Thousands of citizen gathered in the streets day after day calling for this law to be struck down, but when Carrie Lam, the leader of Hong Kong, said the bill was finally dead, the protest didn’t stop. This is because the extradition bill was tabled, not completely struck down. This concerned the citizens of Hong Kong because at any point Hong Kong officials could revive the bill and there is nothing in place to prevent them from doing so. This enraged even more protesters and the demands started shifting from just fully striking the bill down to having Carrie Lam resign, while others asking for complete independence from China.

Hong Kong is part of the Republic of China, but has its own legal system, currency, and cultural identity, making citizens consider themselves “Hongkongers” instead of Chinese citizens. Hong Kong originated as a very important British trade colony, but after 150 years of British rule, Britain gave control of the colony to China in 1997. China allows Hong Kong to “rule itself” with the “one-party, two systems” policy. This means that Hong Kong has free reign making laws, managing currency and other things, but they still technically belong to the re-unified Republic of China. This protects Hong Kong from the heavy Chinese censorship and laws that have trapped Chinese citizens for years while still technically belonging to China.

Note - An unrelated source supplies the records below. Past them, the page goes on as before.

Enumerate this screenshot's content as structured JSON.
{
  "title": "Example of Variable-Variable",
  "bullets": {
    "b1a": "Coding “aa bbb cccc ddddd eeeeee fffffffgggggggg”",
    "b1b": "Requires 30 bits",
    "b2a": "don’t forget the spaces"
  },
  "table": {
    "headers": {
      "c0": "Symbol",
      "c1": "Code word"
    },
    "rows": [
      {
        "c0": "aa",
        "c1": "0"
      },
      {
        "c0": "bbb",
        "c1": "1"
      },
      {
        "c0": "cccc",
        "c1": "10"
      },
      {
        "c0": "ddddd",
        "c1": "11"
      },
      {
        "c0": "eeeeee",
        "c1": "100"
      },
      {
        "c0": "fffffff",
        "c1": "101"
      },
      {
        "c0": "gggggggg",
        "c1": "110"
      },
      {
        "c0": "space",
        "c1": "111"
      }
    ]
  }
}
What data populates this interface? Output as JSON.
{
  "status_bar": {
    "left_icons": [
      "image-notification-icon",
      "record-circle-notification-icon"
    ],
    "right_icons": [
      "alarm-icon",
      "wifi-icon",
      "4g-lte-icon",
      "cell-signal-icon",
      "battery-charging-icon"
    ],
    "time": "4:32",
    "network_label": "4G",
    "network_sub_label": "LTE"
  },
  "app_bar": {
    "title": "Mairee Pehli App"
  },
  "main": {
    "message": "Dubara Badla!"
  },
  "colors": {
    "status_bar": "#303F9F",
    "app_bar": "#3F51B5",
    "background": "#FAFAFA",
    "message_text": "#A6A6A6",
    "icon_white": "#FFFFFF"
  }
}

While protests for the most part have been peaceful some riots have broken out and have been the cause of police action against protesters. China has moved paramilitary units to the boarder, and although the Chinese government says this has nothing to do with Hong Kong, many people both in and out of Hong Kong are afraid that this will lead to a repeat of the Tiananmen Square Massacre, when China used extreme and unreasonable force against peaceful student protesters in 1989. This is due to  many advertisements and propaganda being shown throughout Beijing, manipulating images of small riots to make them seem worse and referring to the Hong Kong protesters as the enemies. In Beijing, anger against the protesters is growing as citizens blame Hongkongers for stopping and damaging the Chinese economy and business. As of the moment, tensions between Hong Kong and China seem to be plateauing, but it will only take a spark to light the fire.